Unsecured debt is debt that is not guaranteed or “backed” by any collateral. Essentially this means that if you default on an unsecured debt there is nothing that the creditor can take from you to recoup their losses. Interest rates tend to be higher on unsecured debt because there is no collateral for the creditor to seize. Credit cards fall into the category of unsecured debt. Because credit cards are unsecured they cannot seize any of your possessions if you do not pay off the balance. Creditors attempting to collect on a delinquent unsecured debt typically turn the account over to a collection agency. These collection agencies will often use a law firm to sue you in an attempt to collect on the unsecured debt.
Secured debt is debt that is backed by some type of collateral. Mortgages and vehicle loans are two examples of secured debts.
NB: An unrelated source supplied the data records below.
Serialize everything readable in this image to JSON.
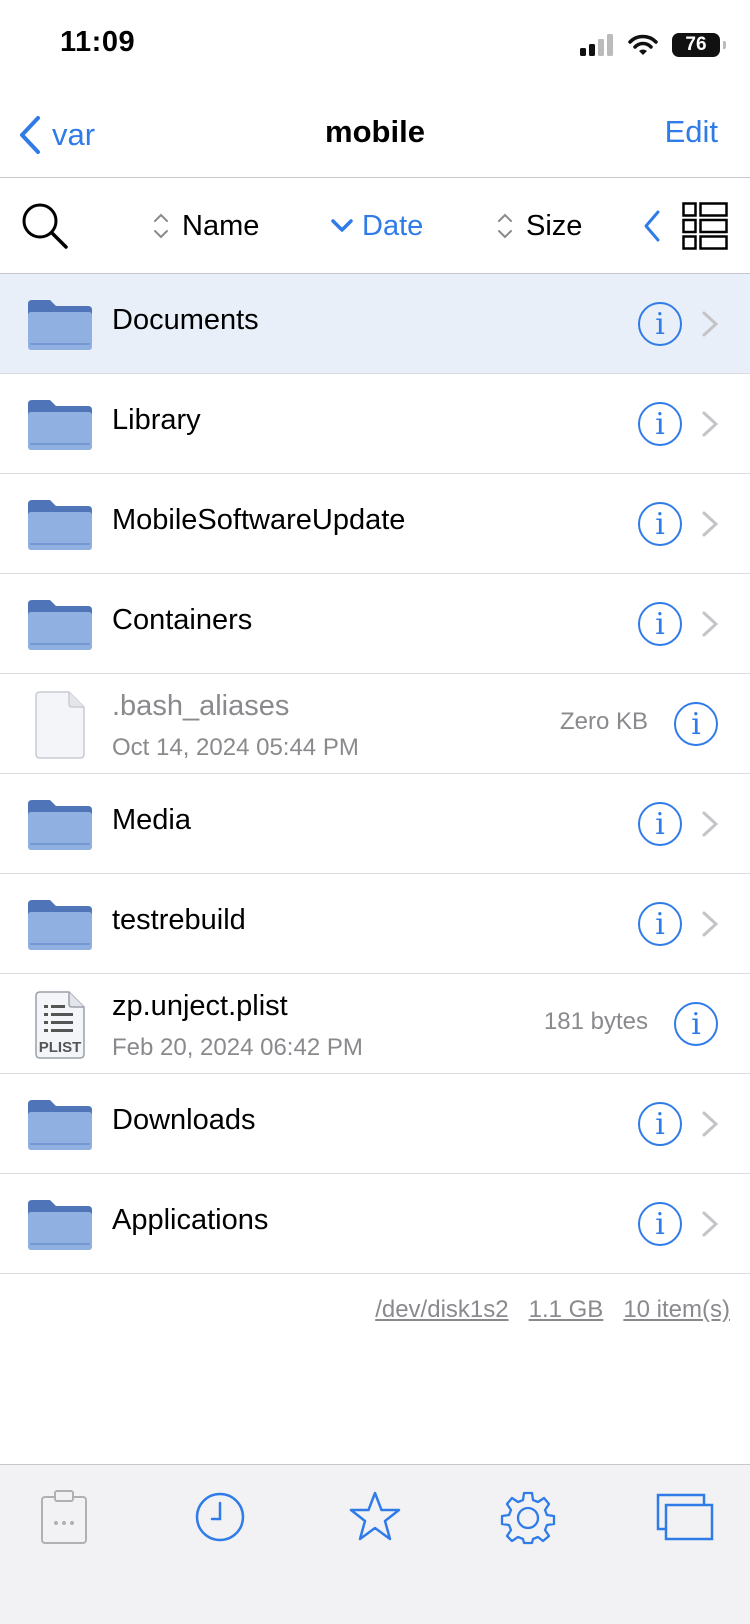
{
  "status": {
    "time": "11:09",
    "battery": "76"
  },
  "nav": {
    "back_label": "var",
    "title": "mobile",
    "edit_label": "Edit"
  },
  "toolbar": {
    "sort_name": "Name",
    "sort_date": "Date",
    "sort_size": "Size",
    "active_sort": "Date"
  },
  "files": [
    {
      "name": "Documents",
      "type": "folder",
      "selected": true
    },
    {
      "name": "Library",
      "type": "folder"
    },
    {
      "name": "MobileSoftwareUpdate",
      "type": "folder"
    },
    {
      "name": "Containers",
      "type": "folder"
    },
    {
      "name": ".bash_aliases",
      "type": "file",
      "date": "Oct 14, 2024 05:44 PM",
      "size": "Zero KB",
      "icon": "blank-document-icon"
    },
    {
      "name": "Media",
      "type": "folder"
    },
    {
      "name": "testrebuild",
      "type": "folder"
    },
    {
      "name": "zp.unject.plist",
      "type": "file",
      "date": "Feb 20, 2024 06:42 PM",
      "size": "181 bytes",
      "icon": "plist-document-icon",
      "icon_label": "PLIST"
    },
    {
      "name": "Downloads",
      "type": "folder"
    },
    {
      "name": "Applications",
      "type": "folder"
    }
  ],
  "footer": {
    "disk": "/dev/disk1s2",
    "free": "1.1 GB",
    "count": "10 item(s)"
  },
  "tabs": [
    "clipboard-icon",
    "recent-clock-icon",
    "favorites-star-icon",
    "settings-gear-icon",
    "windows-icon"
  ],
  "colors": {
    "accent": "#2f7be8",
    "folder": "#8fb0e0",
    "folder_tab": "#4f74b8",
    "selected_row": "#e8eff9"
  }
}
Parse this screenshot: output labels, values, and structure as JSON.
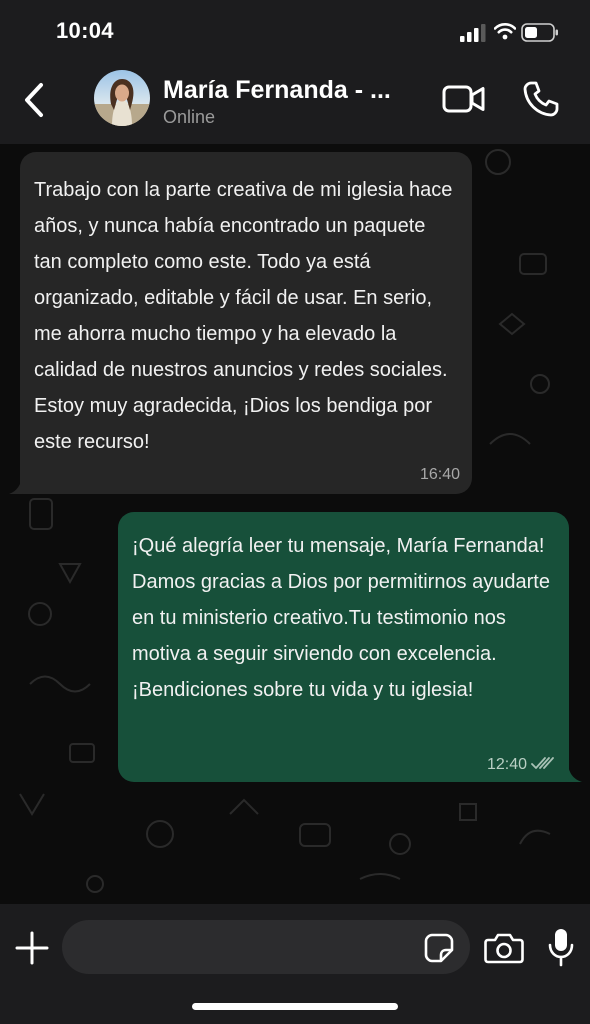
{
  "status_bar": {
    "time": "10:04",
    "signal_icon": "signal-bars-icon",
    "wifi_icon": "wifi-icon",
    "battery_icon": "battery-icon"
  },
  "header": {
    "contact_name": "María Fernanda - ...",
    "contact_status": "Online",
    "icons": [
      "back-chevron-icon",
      "video-camera-icon",
      "phone-icon"
    ]
  },
  "messages": [
    {
      "direction": "incoming",
      "text": "Trabajo con la parte creativa de mi iglesia hace años, y nunca había encontrado un paquete tan completo como este. Todo ya está organizado, editable y fácil de usar. En serio, me ahorra mucho tiempo y ha elevado la calidad de nuestros anuncios y redes sociales. Estoy muy agradecida, ¡Dios los bendiga por este recurso!",
      "time": "16:40"
    },
    {
      "direction": "outgoing",
      "text": "¡Qué alegría leer tu mensaje, María Fernanda! Damos gracias a Dios por permitirnos ayudarte en tu ministerio creativo.Tu testimonio nos motiva a seguir sirviendo con excelencia. ¡Bendiciones sobre tu vida y tu iglesia!",
      "time": "12:40",
      "status_icon": "double-check-icon"
    }
  ],
  "input_bar": {
    "placeholder": "",
    "icons": [
      "plus-icon",
      "sticker-icon",
      "camera-icon",
      "microphone-icon"
    ]
  },
  "colors": {
    "bar_background": "#1c1c1e",
    "chat_background": "#0c0c0c",
    "incoming_bubble": "#262626",
    "outgoing_bubble": "#17503a",
    "secondary_text": "#9a9a9a"
  }
}
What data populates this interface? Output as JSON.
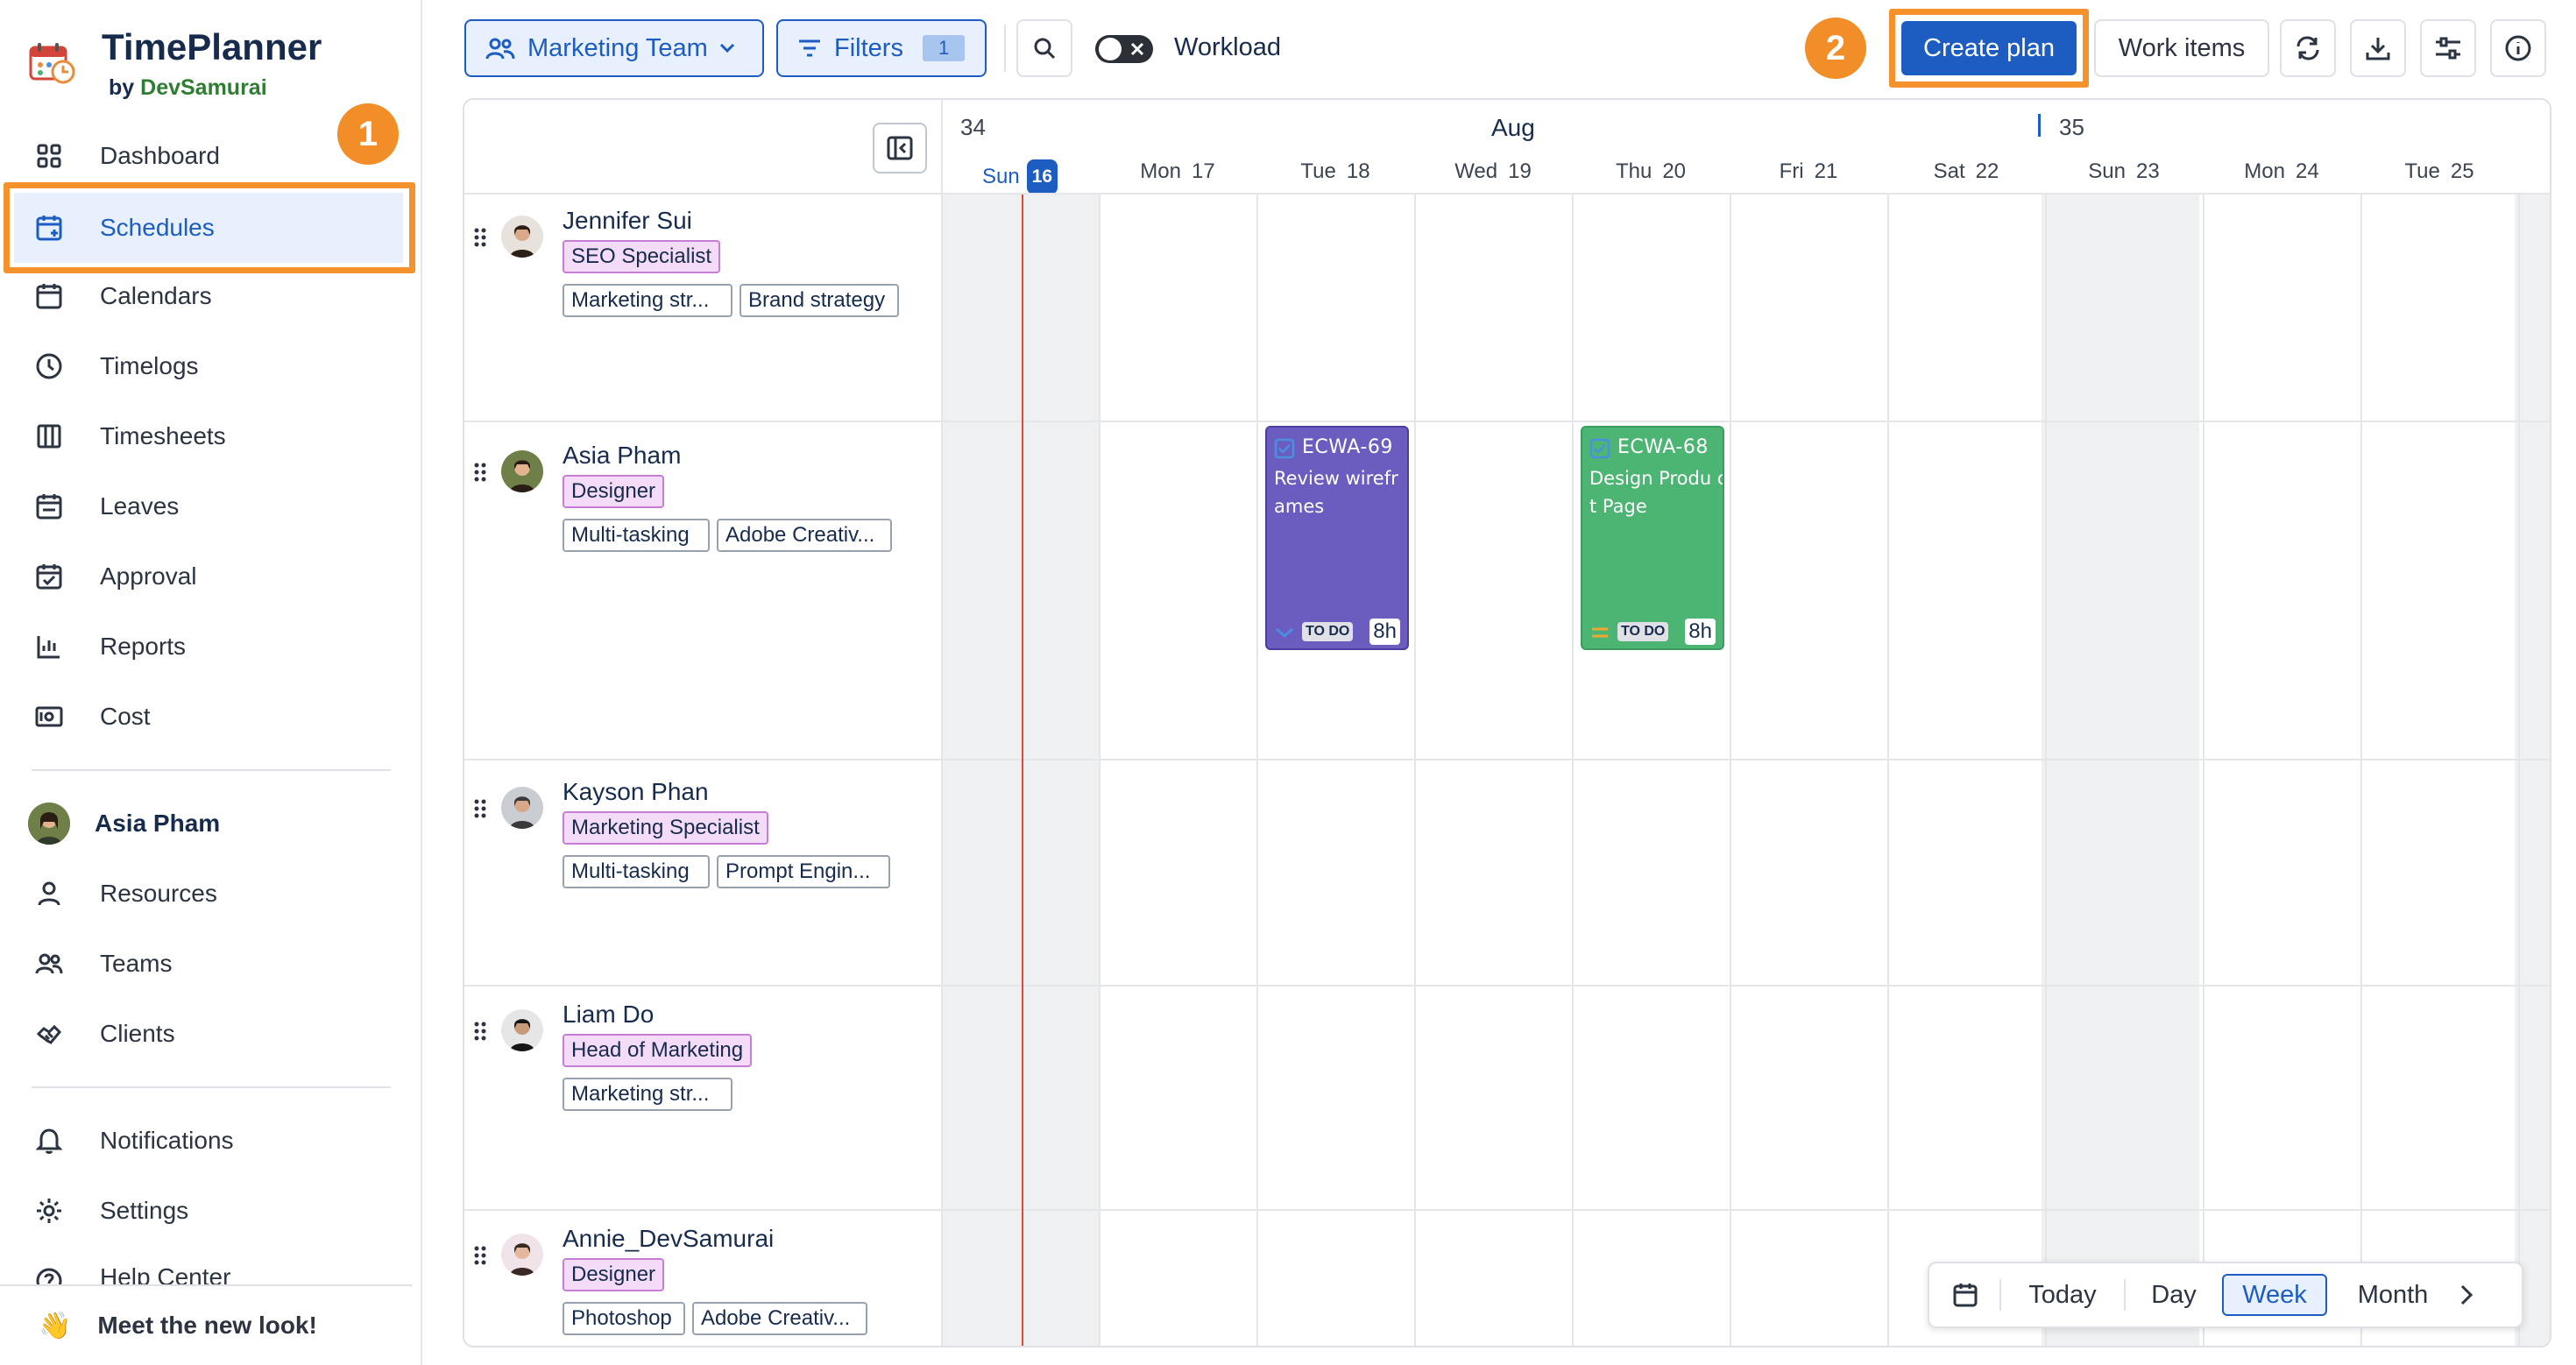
{
  "app": {
    "title": "TimePlanner",
    "by": "by",
    "brand": "DevSamurai"
  },
  "sidebar": {
    "items": [
      {
        "label": "Dashboard",
        "icon": "grid-icon"
      },
      {
        "label": "Schedules",
        "icon": "calendar-plus-icon"
      },
      {
        "label": "Calendars",
        "icon": "calendar-icon"
      },
      {
        "label": "Timelogs",
        "icon": "clock-icon"
      },
      {
        "label": "Timesheets",
        "icon": "columns-icon"
      },
      {
        "label": "Leaves",
        "icon": "calendar-leave-icon"
      },
      {
        "label": "Approval",
        "icon": "calendar-check-icon"
      },
      {
        "label": "Reports",
        "icon": "bar-chart-icon"
      },
      {
        "label": "Cost",
        "icon": "cash-icon"
      }
    ],
    "user": {
      "name": "Asia Pham"
    },
    "items2": [
      {
        "label": "Resources",
        "icon": "person-icon"
      },
      {
        "label": "Teams",
        "icon": "people-icon"
      },
      {
        "label": "Clients",
        "icon": "handshake-icon"
      }
    ],
    "items3": [
      {
        "label": "Notifications",
        "icon": "bell-icon"
      },
      {
        "label": "Settings",
        "icon": "gear-icon"
      },
      {
        "label": "Help Center",
        "icon": "help-icon"
      }
    ],
    "meet_new_look": "Meet the new look!",
    "step1": "1"
  },
  "toolbar": {
    "team_select": "Marketing Team",
    "filters_label": "Filters",
    "filters_count": "1",
    "workload_label": "Workload",
    "step2": "2",
    "create_plan": "Create plan",
    "work_items": "Work items"
  },
  "calendar": {
    "week1": "34",
    "month": "Aug",
    "week2": "35",
    "days": [
      {
        "dow": "Sun",
        "num": "16",
        "today": true
      },
      {
        "dow": "Mon",
        "num": "17"
      },
      {
        "dow": "Tue",
        "num": "18"
      },
      {
        "dow": "Wed",
        "num": "19"
      },
      {
        "dow": "Thu",
        "num": "20"
      },
      {
        "dow": "Fri",
        "num": "21"
      },
      {
        "dow": "Sat",
        "num": "22"
      },
      {
        "dow": "Sun",
        "num": "23"
      },
      {
        "dow": "Mon",
        "num": "24"
      },
      {
        "dow": "Tue",
        "num": "25"
      }
    ]
  },
  "resources": [
    {
      "name": "Jennifer Sui",
      "role": "SEO Specialist",
      "skills": [
        "Marketing str...",
        "Brand strategy"
      ]
    },
    {
      "name": "Asia Pham",
      "role": "Designer",
      "skills": [
        "Multi-tasking",
        "Adobe Creativ..."
      ]
    },
    {
      "name": "Kayson Phan",
      "role": "Marketing Specialist",
      "skills": [
        "Multi-tasking",
        "Prompt Engin..."
      ]
    },
    {
      "name": "Liam Do",
      "role": "Head of Marketing",
      "skills": [
        "Marketing str..."
      ]
    },
    {
      "name": "Annie_DevSamurai",
      "role": "Designer",
      "skills": [
        "Photoshop",
        "Adobe Creativ..."
      ]
    }
  ],
  "tasks": [
    {
      "key": "ECWA-69",
      "title": "Review wirefr ames",
      "status": "TO DO",
      "hours": "8h",
      "color": "#6b5dc0"
    },
    {
      "key": "ECWA-68",
      "title": "Design Produ ct Page",
      "status": "TO DO",
      "hours": "8h",
      "color": "#4cb574"
    }
  ],
  "viewbar": {
    "today": "Today",
    "day": "Day",
    "week": "Week",
    "month": "Month"
  },
  "colors": {
    "accent": "#1d5dc1",
    "highlight": "#f5922b",
    "today_line": "#e0453a"
  }
}
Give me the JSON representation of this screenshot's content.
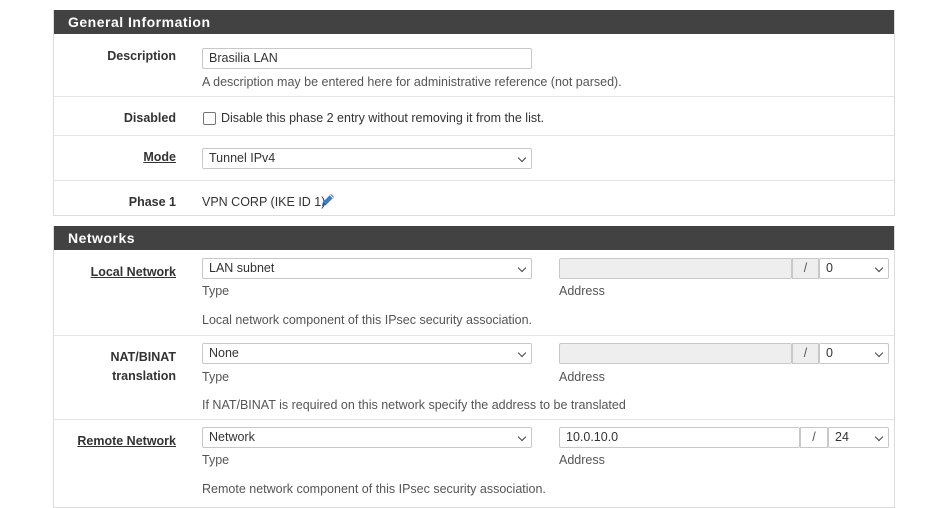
{
  "general": {
    "heading": "General Information",
    "description": {
      "label": "Description",
      "value": "Brasilia LAN",
      "help": "A description may be entered here for administrative reference (not parsed)."
    },
    "disabled": {
      "label": "Disabled",
      "checkbox_text": "Disable this phase 2 entry without removing it from the list.",
      "checked": false
    },
    "mode": {
      "label": "Mode",
      "value": "Tunnel IPv4"
    },
    "phase1": {
      "label": "Phase 1",
      "value": "VPN CORP (IKE ID 1)",
      "edit_icon": "pencil-icon"
    }
  },
  "networks": {
    "heading": "Networks",
    "local": {
      "label": "Local Network",
      "type_value": "LAN subnet",
      "type_caption": "Type",
      "address_value": "",
      "address_caption": "Address",
      "slash": "/",
      "mask": "0",
      "help": "Local network component of this IPsec security association."
    },
    "nat": {
      "label_line1": "NAT/BINAT",
      "label_line2": "translation",
      "type_value": "None",
      "type_caption": "Type",
      "address_value": "",
      "address_caption": "Address",
      "slash": "/",
      "mask": "0",
      "help": "If NAT/BINAT is required on this network specify the address to be translated"
    },
    "remote": {
      "label": "Remote Network",
      "type_value": "Network",
      "type_caption": "Type",
      "address_value": "10.0.10.0",
      "address_caption": "Address",
      "slash": "/",
      "mask": "24",
      "help": "Remote network component of this IPsec security association."
    }
  },
  "colors": {
    "heading_bg": "#424242",
    "pencil": "#3a7bc8"
  }
}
With a secured loan if you allow the loan to become delinquent, the lender can foreclose on your home or repossess your vehicle. Because there are assets the lender can use to potentially recoup their loss in the event of a loan default, interest rates are generally lower on secured loans.
What happens to different types of debts in Bankruptcy?
Generally speaking all unsecured debts are discharged in bankruptcy. This means you will not be responsible for debts such as; credit cards, medical bills, or an cell phone bill. However, with secured debt you must either continuing paying on the debt or risk losing the collateral. For example, if you have a car that you want to keep and you file for bankruptcy, then you must keep paying on the car or else you will it. However, if you have a vehicle that you don’t want to keep then you can stop making the payments and surrender it to the bank. Once you have filed bankruptcy then the banks only recourse will be to take back their collateral, they may not also pursue you for any losses.